Undergraduate - Winter - 2018
This course is designed to introduce you to the intersections between science and technology studies, rhetoric of science, and environmental media. Our guiding questions are the following: how is “objective” scientific knowledge created, performed, and communicated through media, whether it is “the media” (that is, the free press), or diverse aesthetic forms including photography, cinema, games, apps, music, and art? Is the natural world itself a medium, including our own bodies?
Along the way, our task will be to explore how both scientists and laypeople present, interpret, and translate scientific “knowledge.” Is it a one-way road, or do ideas and discoveries make their way from the scientific world into popular discourse, and vice versa? While many perceive a conflict between popularization and the basic work of science, scientists themselves are increasingly expressing their labor and their identities through media.
As we will learn, scientific objectivity is an ideal contested on many fronts. Sociologists of science and science and technology studies (STS) scholars have long documented the social aspects of scientific culture and gatekeeping. Along with historians of science and visual culture, they have even demonstrated that vision’s centrality to scientific work has now been disrupted by everything from modern instrumentation (like the scanning tunneling microscope, or STM, which feels more than it sees), new scientific frontiers at the sub-molecular and astronomical scales, and largely “invisible” problems like climate change and environmental toxicity.

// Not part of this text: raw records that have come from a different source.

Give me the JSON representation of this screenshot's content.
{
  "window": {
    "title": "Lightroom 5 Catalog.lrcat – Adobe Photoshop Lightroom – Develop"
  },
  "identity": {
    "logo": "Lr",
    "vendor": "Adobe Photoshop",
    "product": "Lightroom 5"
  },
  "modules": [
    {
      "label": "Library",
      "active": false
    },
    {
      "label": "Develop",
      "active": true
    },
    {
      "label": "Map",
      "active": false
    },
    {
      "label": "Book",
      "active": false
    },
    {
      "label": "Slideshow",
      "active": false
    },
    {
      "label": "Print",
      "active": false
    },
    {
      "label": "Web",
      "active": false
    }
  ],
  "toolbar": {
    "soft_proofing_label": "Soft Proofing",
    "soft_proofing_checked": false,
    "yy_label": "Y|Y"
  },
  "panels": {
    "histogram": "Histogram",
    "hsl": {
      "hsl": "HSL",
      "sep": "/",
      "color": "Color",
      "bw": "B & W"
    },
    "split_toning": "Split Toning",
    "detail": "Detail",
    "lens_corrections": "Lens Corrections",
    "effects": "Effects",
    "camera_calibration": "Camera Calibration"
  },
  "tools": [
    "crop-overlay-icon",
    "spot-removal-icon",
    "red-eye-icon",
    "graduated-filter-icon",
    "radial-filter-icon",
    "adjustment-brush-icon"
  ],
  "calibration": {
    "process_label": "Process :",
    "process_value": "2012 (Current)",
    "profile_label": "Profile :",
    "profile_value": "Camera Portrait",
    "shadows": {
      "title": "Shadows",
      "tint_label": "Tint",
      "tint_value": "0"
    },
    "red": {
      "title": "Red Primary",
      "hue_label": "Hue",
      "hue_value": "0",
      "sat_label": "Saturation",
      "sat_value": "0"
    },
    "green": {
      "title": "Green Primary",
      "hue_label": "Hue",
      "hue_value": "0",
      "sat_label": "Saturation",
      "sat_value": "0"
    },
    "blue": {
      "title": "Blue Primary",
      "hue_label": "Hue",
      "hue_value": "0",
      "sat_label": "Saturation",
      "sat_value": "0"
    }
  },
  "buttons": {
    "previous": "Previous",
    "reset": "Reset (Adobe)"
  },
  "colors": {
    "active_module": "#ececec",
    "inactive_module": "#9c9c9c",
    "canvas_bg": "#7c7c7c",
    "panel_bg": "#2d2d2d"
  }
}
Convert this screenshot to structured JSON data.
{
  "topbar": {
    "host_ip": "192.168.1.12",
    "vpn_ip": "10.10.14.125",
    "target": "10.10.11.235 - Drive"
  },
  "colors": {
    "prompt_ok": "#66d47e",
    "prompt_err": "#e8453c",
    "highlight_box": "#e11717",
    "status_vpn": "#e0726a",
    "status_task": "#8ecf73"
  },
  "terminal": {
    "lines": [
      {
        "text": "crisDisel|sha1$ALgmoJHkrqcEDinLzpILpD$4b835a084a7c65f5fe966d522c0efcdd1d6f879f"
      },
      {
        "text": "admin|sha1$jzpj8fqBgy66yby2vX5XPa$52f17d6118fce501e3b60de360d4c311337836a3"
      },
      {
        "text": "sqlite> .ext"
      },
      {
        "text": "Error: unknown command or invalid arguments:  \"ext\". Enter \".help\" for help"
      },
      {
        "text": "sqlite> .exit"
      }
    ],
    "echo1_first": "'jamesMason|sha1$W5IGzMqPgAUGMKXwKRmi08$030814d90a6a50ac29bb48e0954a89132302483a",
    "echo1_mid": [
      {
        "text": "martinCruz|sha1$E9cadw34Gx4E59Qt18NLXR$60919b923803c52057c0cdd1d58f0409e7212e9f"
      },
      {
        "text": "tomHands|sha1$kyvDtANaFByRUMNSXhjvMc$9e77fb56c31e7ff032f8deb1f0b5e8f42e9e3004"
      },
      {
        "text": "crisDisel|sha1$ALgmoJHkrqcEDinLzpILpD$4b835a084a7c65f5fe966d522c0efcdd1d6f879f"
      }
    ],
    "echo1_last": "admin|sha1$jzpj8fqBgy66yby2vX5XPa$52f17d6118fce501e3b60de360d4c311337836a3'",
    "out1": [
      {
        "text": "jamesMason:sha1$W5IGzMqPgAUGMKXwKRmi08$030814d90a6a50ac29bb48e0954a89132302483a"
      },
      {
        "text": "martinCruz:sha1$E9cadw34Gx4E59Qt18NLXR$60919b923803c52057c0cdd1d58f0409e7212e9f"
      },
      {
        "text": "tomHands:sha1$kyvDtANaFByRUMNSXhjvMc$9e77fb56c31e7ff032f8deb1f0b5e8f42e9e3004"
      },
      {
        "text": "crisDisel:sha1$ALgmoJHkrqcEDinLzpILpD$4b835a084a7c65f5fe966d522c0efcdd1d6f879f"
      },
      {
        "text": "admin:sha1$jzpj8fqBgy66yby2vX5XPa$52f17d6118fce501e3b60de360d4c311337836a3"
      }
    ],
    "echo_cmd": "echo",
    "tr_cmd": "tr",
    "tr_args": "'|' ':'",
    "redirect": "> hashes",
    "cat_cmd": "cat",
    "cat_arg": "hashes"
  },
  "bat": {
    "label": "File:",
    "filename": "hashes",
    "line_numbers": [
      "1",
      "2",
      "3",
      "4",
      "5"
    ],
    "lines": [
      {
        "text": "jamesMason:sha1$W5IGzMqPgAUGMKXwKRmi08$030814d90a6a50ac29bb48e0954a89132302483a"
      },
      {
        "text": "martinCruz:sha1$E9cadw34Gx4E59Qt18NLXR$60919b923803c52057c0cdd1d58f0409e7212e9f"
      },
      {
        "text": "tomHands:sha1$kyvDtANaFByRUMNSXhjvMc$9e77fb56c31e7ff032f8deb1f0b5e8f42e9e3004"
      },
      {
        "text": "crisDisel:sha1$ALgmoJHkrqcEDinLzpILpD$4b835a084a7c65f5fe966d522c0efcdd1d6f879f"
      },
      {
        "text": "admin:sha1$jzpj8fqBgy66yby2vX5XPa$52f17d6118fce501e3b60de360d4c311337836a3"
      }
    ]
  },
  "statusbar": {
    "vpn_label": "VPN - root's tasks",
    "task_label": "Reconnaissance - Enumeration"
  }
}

We will approach science not as aspiring scientists but as students of media and rhetoric, here defined in the Aristotelian way as the art of persuasion—in other words, with special attention to the challenges of communication, representation, education, technology, and practice. To do so, we will consider a surprising range of natural phenomena and media forms: from live camera feeds to science games, hand-drawn botanical prints to 3D models, French scallops to TED talkers, oil spills to gravitational waves, and so on. Science is ultimately both factual and speculative, pedantic and prophetic.